Extracted records
■ ■ ■ ■ ■

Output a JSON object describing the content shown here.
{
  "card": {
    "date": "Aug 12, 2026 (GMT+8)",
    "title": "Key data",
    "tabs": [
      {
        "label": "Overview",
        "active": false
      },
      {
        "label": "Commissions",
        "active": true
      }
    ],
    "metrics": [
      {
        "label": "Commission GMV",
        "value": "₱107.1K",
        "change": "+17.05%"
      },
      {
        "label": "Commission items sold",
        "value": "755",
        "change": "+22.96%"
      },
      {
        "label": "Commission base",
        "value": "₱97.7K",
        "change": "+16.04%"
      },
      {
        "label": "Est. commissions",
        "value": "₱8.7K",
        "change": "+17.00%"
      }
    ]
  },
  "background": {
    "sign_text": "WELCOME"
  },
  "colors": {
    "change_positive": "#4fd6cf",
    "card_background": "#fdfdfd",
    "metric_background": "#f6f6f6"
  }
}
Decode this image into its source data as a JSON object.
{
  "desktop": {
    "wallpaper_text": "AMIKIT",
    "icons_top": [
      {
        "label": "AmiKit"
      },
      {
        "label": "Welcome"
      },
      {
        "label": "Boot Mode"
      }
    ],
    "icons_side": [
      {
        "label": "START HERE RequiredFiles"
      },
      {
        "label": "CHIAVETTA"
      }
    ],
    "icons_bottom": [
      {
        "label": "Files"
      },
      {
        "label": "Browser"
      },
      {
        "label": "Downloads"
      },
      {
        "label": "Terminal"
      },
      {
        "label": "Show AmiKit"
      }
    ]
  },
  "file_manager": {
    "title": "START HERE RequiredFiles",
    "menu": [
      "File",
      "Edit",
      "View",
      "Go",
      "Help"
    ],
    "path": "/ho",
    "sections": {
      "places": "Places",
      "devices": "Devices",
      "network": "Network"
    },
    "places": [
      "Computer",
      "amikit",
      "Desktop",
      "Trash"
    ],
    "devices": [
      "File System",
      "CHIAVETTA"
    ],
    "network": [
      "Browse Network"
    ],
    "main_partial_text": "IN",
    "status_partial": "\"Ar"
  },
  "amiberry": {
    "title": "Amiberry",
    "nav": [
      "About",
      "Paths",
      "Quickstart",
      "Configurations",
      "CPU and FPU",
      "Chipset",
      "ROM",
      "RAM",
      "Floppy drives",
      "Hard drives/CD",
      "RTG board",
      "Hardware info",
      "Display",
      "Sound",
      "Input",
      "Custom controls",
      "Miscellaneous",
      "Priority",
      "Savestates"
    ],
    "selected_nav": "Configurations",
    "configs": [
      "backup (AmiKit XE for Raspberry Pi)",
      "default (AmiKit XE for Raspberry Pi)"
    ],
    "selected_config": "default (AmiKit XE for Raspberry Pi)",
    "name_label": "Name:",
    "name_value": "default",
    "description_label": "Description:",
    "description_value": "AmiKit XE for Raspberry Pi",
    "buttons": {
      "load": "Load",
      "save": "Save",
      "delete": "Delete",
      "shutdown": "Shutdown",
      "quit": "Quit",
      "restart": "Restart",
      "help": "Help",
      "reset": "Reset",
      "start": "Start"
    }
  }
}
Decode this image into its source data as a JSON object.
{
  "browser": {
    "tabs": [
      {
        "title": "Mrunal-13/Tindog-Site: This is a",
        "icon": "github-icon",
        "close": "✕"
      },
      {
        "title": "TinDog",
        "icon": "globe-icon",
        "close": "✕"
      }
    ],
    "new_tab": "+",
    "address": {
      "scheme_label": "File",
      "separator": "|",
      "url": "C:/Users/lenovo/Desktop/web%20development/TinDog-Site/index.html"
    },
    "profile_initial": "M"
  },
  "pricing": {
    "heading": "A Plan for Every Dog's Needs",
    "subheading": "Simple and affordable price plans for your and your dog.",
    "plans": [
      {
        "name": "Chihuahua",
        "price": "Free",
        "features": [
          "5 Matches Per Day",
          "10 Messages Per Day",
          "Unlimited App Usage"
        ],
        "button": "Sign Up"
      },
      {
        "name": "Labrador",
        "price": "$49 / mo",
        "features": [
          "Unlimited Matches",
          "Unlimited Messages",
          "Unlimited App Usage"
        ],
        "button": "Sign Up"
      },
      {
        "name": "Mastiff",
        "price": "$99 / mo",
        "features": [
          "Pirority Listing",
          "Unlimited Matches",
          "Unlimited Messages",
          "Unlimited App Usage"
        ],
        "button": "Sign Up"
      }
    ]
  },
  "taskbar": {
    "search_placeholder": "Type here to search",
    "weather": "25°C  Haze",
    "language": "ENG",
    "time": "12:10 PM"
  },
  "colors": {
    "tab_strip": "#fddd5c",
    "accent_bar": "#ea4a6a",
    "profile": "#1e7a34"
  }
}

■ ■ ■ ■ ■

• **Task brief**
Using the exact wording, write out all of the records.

• **Result for this task**
Output a JSON object describing the content shown here.
{
  "card": {
    "date": "Aug 12, 2026 (GMT+8)",
    "title": "Key data",
    "tabs": [
      {
        "label": "Overview",
        "active": false
      },
      {
        "label": "Commissions",
        "active": true
      }
    ],
    "metrics": [
      {
        "label": "Commission GMV",
        "value": "₱107.1K",
        "change": "+17.05%"
      },
      {
        "label": "Commission items sold",
        "value": "755",
        "change": "+22.96%"
      },
      {
        "label": "Commission base",
        "value": "₱97.7K",
        "change": "+16.04%"
      },
      {
        "label": "Est. commissions",
        "value": "₱8.7K",
        "change": "+17.00%"
      }
    ]
  },
  "background": {
    "sign_text": "WELCOME"
  },
  "colors": {
    "change_positive": "#4fd6cf",
    "card_background": "#fdfdfd",
    "metric_background": "#f6f6f6"
  }
}
Decode this image into its source data as a JSON object.
{
  "desktop": {
    "wallpaper_text": "AMIKIT",
    "icons_top": [
      {
        "label": "AmiKit"
      },
      {
        "label": "Welcome"
      },
      {
        "label": "Boot Mode"
      }
    ],
    "icons_side": [
      {
        "label": "START HERE RequiredFiles"
      },
      {
        "label": "CHIAVETTA"
      }
    ],
    "icons_bottom": [
      {
        "label": "Files"
      },
      {
        "label": "Browser"
      },
      {
        "label": "Downloads"
      },
      {
        "label": "Terminal"
      },
      {
        "label": "Show AmiKit"
      }
    ]
  },
  "file_manager": {
    "title": "START HERE RequiredFiles",
    "menu": [
      "File",
      "Edit",
      "View",
      "Go",
      "Help"
    ],
    "path": "/ho",
    "sections": {
      "places": "Places",
      "devices": "Devices",
      "network": "Network"
    },
    "places": [
      "Computer",
      "amikit",
      "Desktop",
      "Trash"
    ],
    "devices": [
      "File System",
      "CHIAVETTA"
    ],
    "network": [
      "Browse Network"
    ],
    "main_partial_text": "IN",
    "status_partial": "\"Ar"
  },
  "amiberry": {
    "title": "Amiberry",
    "nav": [
      "About",
      "Paths",
      "Quickstart",
      "Configurations",
      "CPU and FPU",
      "Chipset",
      "ROM",
      "RAM",
      "Floppy drives",
      "Hard drives/CD",
      "RTG board",
      "Hardware info",
      "Display",
      "Sound",
      "Input",
      "Custom controls",
      "Miscellaneous",
      "Priority",
      "Savestates"
    ],
    "selected_nav": "Configurations",
    "configs": [
      "backup (AmiKit XE for Raspberry Pi)",
      "default (AmiKit XE for Raspberry Pi)"
    ],
    "selected_config": "default (AmiKit XE for Raspberry Pi)",
    "name_label": "Name:",
    "name_value": "default",
    "description_label": "Description:",
    "description_value": "AmiKit XE for Raspberry Pi",
    "buttons": {
      "load": "Load",
      "save": "Save",
      "delete": "Delete",
      "shutdown": "Shutdown",
      "quit": "Quit",
      "restart": "Restart",
      "help": "Help",
      "reset": "Reset",
      "start": "Start"
    }
  }
}
Decode this image into its source data as a JSON object.
{
  "browser": {
    "tabs": [
      {
        "title": "Mrunal-13/Tindog-Site: This is a",
        "icon": "github-icon",
        "close": "✕"
      },
      {
        "title": "TinDog",
        "icon": "globe-icon",
        "close": "✕"
      }
    ],
    "new_tab": "+",
    "address": {
      "scheme_label": "File",
      "separator": "|",
      "url": "C:/Users/lenovo/Desktop/web%20development/TinDog-Site/index.html"
    },
    "profile_initial": "M"
  },
  "pricing": {
    "heading": "A Plan for Every Dog's Needs",
    "subheading": "Simple and affordable price plans for your and your dog.",
    "plans": [
      {
        "name": "Chihuahua",
        "price": "Free",
        "features": [
          "5 Matches Per Day",
          "10 Messages Per Day",
          "Unlimited App Usage"
        ],
        "button": "Sign Up"
      },
      {
        "name": "Labrador",
        "price": "$49 / mo",
        "features": [
          "Unlimited Matches",
          "Unlimited Messages",
          "Unlimited App Usage"
        ],
        "button": "Sign Up"
      },
      {
        "name": "Mastiff",
        "price": "$99 / mo",
        "features": [
          "Pirority Listing",
          "Unlimited Matches",
          "Unlimited Messages",
          "Unlimited App Usage"
        ],
        "button": "Sign Up"
      }
    ]
  },
  "taskbar": {
    "search_placeholder": "Type here to search",
    "weather": "25°C  Haze",
    "language": "ENG",
    "time": "12:10 PM"
  },
  "colors": {
    "tab_strip": "#fddd5c",
    "accent_bar": "#ea4a6a",
    "profile": "#1e7a34"
  }
}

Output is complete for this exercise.